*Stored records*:
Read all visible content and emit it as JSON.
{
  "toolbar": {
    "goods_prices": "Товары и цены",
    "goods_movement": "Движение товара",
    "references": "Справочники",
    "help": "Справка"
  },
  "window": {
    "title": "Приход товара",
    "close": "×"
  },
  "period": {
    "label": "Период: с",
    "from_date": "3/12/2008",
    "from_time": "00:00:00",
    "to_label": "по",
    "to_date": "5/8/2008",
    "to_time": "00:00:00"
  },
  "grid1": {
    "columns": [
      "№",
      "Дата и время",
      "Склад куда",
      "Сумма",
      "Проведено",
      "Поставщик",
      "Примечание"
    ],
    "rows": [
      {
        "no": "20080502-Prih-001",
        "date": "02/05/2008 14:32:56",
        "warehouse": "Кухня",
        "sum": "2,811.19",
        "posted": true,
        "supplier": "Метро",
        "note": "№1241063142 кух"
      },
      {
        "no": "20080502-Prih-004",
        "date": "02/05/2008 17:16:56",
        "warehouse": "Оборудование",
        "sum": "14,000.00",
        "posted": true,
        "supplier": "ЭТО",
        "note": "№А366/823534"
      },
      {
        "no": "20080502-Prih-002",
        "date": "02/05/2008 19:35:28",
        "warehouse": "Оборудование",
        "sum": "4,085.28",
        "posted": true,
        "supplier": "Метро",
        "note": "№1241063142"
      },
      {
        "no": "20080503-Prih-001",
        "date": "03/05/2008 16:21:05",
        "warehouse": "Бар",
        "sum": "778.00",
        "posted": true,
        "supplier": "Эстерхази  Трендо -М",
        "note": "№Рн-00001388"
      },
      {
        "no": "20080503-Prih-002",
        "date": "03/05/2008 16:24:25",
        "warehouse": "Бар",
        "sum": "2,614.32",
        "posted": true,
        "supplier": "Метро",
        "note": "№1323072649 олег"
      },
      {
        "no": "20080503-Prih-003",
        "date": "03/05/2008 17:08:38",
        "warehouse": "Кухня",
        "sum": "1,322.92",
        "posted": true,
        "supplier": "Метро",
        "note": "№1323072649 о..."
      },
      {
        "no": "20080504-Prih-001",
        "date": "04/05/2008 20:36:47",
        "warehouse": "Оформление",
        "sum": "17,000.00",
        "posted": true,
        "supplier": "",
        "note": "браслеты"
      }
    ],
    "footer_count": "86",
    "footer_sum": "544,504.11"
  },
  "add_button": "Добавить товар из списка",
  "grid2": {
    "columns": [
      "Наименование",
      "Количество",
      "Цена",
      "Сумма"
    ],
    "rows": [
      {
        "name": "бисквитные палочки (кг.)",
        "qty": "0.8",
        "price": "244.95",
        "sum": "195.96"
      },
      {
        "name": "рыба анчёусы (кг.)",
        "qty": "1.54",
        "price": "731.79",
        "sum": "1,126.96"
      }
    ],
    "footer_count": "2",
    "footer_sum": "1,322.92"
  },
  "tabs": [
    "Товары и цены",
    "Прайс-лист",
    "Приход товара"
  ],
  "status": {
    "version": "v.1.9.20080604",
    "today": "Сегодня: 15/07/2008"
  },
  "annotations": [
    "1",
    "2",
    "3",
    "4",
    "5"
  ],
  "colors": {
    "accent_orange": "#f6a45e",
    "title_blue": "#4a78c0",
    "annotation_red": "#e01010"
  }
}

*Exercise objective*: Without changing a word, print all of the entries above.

*Answer space*:
Read all visible content and emit it as JSON.
{
  "toolbar": {
    "goods_prices": "Товары и цены",
    "goods_movement": "Движение товара",
    "references": "Справочники",
    "help": "Справка"
  },
  "window": {
    "title": "Приход товара",
    "close": "×"
  },
  "period": {
    "label": "Период: с",
    "from_date": "3/12/2008",
    "from_time": "00:00:00",
    "to_label": "по",
    "to_date": "5/8/2008",
    "to_time": "00:00:00"
  },
  "grid1": {
    "columns": [
      "№",
      "Дата и время",
      "Склад куда",
      "Сумма",
      "Проведено",
      "Поставщик",
      "Примечание"
    ],
    "rows": [
      {
        "no": "20080502-Prih-001",
        "date": "02/05/2008 14:32:56",
        "warehouse": "Кухня",
        "sum": "2,811.19",
        "posted": true,
        "supplier": "Метро",
        "note": "№1241063142 кух"
      },
      {
        "no": "20080502-Prih-004",
        "date": "02/05/2008 17:16:56",
        "warehouse": "Оборудование",
        "sum": "14,000.00",
        "posted": true,
        "supplier": "ЭТО",
        "note": "№А366/823534"
      },
      {
        "no": "20080502-Prih-002",
        "date": "02/05/2008 19:35:28",
        "warehouse": "Оборудование",
        "sum": "4,085.28",
        "posted": true,
        "supplier": "Метро",
        "note": "№1241063142"
      },
      {
        "no": "20080503-Prih-001",
        "date": "03/05/2008 16:21:05",
        "warehouse": "Бар",
        "sum": "778.00",
        "posted": true,
        "supplier": "Эстерхази  Трендо -М",
        "note": "№Рн-00001388"
      },
      {
        "no": "20080503-Prih-002",
        "date": "03/05/2008 16:24:25",
        "warehouse": "Бар",
        "sum": "2,614.32",
        "posted": true,
        "supplier": "Метро",
        "note": "№1323072649 олег"
      },
      {
        "no": "20080503-Prih-003",
        "date": "03/05/2008 17:08:38",
        "warehouse": "Кухня",
        "sum": "1,322.92",
        "posted": true,
        "supplier": "Метро",
        "note": "№1323072649 о..."
      },
      {
        "no": "20080504-Prih-001",
        "date": "04/05/2008 20:36:47",
        "warehouse": "Оформление",
        "sum": "17,000.00",
        "posted": true,
        "supplier": "",
        "note": "браслеты"
      }
    ],
    "footer_count": "86",
    "footer_sum": "544,504.11"
  },
  "add_button": "Добавить товар из списка",
  "grid2": {
    "columns": [
      "Наименование",
      "Количество",
      "Цена",
      "Сумма"
    ],
    "rows": [
      {
        "name": "бисквитные палочки (кг.)",
        "qty": "0.8",
        "price": "244.95",
        "sum": "195.96"
      },
      {
        "name": "рыба анчёусы (кг.)",
        "qty": "1.54",
        "price": "731.79",
        "sum": "1,126.96"
      }
    ],
    "footer_count": "2",
    "footer_sum": "1,322.92"
  },
  "tabs": [
    "Товары и цены",
    "Прайс-лист",
    "Приход товара"
  ],
  "status": {
    "version": "v.1.9.20080604",
    "today": "Сегодня: 15/07/2008"
  },
  "annotations": [
    "1",
    "2",
    "3",
    "4",
    "5"
  ],
  "colors": {
    "accent_orange": "#f6a45e",
    "title_blue": "#4a78c0",
    "annotation_red": "#e01010"
  }
}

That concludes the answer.